After I arrived that evening I met with the daughter and ex-wife, and later picked up his adult son from the train station, the focus was pretty clear – making sure his immediate survival needs were met, and communicating to everyone else in transit what was happening.
But we knew that the next morning we had some work to do – all of his belongings were left at the gym, and we had no idea exactly what was where. Then we needed to deal with notifying his work, getting his current insurance info, getting his doctor info to get all of his medical history (he’d had a small heart attack before), and so on.
But how do you even DO this stuff in the digital era?
When my father had a heart attack in the mid-80s it was very easy to consult our phone directory at home for numbers, pull out a physical folder with all of his doctor and medical info, and also consult our phone file for other friends and family who should be consulted.
Perhaps one GOOD thing is that in most households there are two obvious places people put this info: their smartphone and computer. He has two phones – a personal iPhone and a work Blackberry. We found the Blackberry at his apartment, which was GREAT! Oh wait, what is his passcode?! Fortunately his daughter knows the passwords to both phones. That allowed us to get into the phone, get the numbers of his boss and admin at work and call them – and since everyone has cell phones they were available to talk on the weekend and we got work resolved.
Next, since the divorce was fairly recent, his ex-wife had old records that were still stored at the house to grab the info from the earlier heart attack and also get messages to the offices of his doctors to send along the records. We found his current medical info in files at his apartment while looking for a spare car key, as the gym hadn’t immediately found everything.
We were also able to find his insurance card, which is something we could have done through his work but was out in the open as he had just gotten a new replacement card set. After heading back to the gym and getting his car, keys, wallet and iPhone we were all set – we had everything we needed.
And with his iPhone we also had his frequently texted contacts, email account, and even Facebook access – pretty much his entire digital identity. Sure we don’t have all of the passwords, but we had a starting point that allowed us to discuss a strategy if things had not gone well (fortunately they have!). This way, when he was waking up we had already contacted his closest friends so they could be ready to support him and visit as appropriate and allowed.
But all of this going well is a reminder of how easily it could have NOT gone well. If the relationship with his daughter was not good after the divorce then likely no one would have had his phone passwords. If the real estate market was such that they had already sold their house, who knows where his physical records would have been?
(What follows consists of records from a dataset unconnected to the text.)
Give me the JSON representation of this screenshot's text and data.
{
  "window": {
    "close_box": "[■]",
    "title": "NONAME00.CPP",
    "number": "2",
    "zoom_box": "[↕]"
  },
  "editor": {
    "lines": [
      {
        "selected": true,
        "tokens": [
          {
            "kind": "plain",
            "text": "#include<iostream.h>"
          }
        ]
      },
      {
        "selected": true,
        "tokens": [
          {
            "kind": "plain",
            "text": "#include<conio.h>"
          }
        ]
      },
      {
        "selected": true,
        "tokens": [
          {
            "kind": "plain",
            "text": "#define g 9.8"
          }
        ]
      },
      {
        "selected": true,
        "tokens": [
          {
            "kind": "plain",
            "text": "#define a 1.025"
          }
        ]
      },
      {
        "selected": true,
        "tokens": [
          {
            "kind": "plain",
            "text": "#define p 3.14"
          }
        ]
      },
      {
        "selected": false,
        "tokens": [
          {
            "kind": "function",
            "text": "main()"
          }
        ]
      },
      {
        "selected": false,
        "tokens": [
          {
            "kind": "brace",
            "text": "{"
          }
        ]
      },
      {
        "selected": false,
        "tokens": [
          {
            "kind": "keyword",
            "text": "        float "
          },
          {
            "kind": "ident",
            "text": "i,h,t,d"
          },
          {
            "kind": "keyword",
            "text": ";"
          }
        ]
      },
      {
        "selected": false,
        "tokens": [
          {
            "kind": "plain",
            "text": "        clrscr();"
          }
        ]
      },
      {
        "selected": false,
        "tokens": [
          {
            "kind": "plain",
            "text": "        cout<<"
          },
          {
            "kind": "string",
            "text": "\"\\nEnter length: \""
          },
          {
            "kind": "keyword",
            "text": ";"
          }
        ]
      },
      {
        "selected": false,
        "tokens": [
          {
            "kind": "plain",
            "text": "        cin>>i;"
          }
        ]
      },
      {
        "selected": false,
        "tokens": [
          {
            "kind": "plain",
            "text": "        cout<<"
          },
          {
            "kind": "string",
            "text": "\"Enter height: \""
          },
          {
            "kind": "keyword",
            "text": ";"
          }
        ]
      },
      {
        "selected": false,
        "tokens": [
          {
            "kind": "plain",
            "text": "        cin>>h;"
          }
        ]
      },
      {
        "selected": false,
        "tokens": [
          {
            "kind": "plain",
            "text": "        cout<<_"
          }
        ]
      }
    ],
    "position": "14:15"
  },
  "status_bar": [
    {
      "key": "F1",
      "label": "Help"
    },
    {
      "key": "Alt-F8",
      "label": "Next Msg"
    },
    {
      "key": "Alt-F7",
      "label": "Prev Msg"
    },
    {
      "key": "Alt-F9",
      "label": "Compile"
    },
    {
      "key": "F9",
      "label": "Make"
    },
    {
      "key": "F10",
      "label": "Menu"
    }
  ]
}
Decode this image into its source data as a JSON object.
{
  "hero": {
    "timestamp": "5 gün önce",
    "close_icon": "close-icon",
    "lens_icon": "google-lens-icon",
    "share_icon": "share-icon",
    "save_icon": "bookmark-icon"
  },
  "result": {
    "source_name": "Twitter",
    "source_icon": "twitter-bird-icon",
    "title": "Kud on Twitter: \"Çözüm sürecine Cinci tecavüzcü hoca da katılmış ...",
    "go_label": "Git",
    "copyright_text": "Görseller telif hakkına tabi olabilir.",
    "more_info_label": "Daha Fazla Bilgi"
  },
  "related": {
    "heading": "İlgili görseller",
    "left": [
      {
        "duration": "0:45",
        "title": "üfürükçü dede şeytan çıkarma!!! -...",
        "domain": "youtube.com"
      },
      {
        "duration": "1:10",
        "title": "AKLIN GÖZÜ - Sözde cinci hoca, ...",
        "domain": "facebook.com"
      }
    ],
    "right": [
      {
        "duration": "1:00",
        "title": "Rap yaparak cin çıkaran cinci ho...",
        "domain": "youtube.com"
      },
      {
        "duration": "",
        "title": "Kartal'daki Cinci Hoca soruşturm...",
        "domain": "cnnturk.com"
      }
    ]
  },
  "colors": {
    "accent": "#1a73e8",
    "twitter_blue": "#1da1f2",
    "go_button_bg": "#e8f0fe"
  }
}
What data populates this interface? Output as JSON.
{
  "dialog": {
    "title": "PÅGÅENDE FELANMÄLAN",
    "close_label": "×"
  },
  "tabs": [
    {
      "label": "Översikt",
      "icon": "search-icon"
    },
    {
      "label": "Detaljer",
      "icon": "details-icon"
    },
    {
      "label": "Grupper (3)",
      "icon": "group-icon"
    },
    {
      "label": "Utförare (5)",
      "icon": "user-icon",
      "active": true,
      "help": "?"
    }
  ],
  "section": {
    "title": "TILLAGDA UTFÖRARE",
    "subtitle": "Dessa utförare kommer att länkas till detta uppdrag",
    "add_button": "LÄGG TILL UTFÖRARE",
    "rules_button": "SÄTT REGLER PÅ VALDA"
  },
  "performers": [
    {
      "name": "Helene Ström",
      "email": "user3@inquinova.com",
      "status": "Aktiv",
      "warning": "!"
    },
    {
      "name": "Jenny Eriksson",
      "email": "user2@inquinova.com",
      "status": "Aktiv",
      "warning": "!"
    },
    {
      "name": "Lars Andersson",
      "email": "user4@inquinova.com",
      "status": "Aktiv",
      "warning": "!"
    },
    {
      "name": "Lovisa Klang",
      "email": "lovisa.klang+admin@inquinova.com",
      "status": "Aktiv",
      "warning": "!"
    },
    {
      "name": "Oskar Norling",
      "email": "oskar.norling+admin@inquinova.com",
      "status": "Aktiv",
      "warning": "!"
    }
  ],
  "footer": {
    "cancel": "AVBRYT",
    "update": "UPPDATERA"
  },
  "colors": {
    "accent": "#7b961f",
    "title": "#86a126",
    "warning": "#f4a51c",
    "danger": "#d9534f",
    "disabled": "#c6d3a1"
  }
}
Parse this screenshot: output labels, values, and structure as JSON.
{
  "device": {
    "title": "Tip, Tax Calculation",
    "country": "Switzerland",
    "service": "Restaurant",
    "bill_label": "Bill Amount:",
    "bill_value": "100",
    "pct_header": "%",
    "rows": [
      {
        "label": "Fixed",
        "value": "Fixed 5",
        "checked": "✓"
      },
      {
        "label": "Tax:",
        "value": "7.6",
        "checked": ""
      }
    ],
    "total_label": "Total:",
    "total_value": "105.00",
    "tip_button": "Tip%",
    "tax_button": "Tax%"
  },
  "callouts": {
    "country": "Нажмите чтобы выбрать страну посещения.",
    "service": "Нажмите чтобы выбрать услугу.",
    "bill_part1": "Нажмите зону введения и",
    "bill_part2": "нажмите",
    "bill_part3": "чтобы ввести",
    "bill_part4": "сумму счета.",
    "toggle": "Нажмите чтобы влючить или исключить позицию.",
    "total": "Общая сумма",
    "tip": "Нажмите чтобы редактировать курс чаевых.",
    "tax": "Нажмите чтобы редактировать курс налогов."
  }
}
As an example, no one could remember his WiFi password at his apartment – we all had basic ideas and could probably have worked it out eventually, but imagine if that was one of his phones or something else critical?
Over at LifeHacker they have a great article about preparing your records for easy access in case something happens. It is really worth reading, and they even have a template. But here are the basics:
- Gather the absolutely essential hardcopy items such as Social Security Number, birth certificate, passport, etc. Scan those.
- Gather non-paper essentials such as account numbers, work and other critical contacts, passwords, and so on
- Export passwords – while many folks maintain a password file, LifeHacker recommens using an encrypted export from a password utility to keep it more secure.
- Share your file! You don’t want to broadcast it, but be sure that the few key people you need to trust in case something happens to you have access to this information. It would help if they were tech-savvy, but if not at least establish rules for keeping your information secure.
- Update regularly – put a reminder for every quarter in your calendar, and give your info a check.
By following these rules you can be assured that in case of an emergency, all of your information will be instantly accessible by those who you choose to handle your affairs in an emergency.
And as I was finishing this up Google announced that they were offering you the ability to ‘plan your digital afterlife’. What this entails is setting up a plan that will tell Google when to consider your account inactive and what to do with your information at that point. You can set a threshold of 3, 6, 9 or 12 months, and then have everything deleted. Or, you can designate a trusted person to get your information at that point, including: +1s; Blogger; Contacts and Circles; Drive; Gmail; Google+ Profiles, Pages and Streams; Picasa Web Albums; Google Voice and YouTube. Of course that is not something that would help you in an emergency, but helps your information get resolved when you are gone.
The bottom line is that as we move increasingly to non-physical methods of storing critical personal information we need to determine how to ensure that information is accessible to your loved ones in the case of an emergency. It seems that in 2013 I have already heard of people I know in terrible accidents at early ages, and the nurses were constantly noting how young my brother was for the floor … point being it is never too early to think about this stuff. Also, if you are an adult it is never too soon to create a Will.
How are YOU securing your information so that someone can ‘have your back’ in case of an emergency?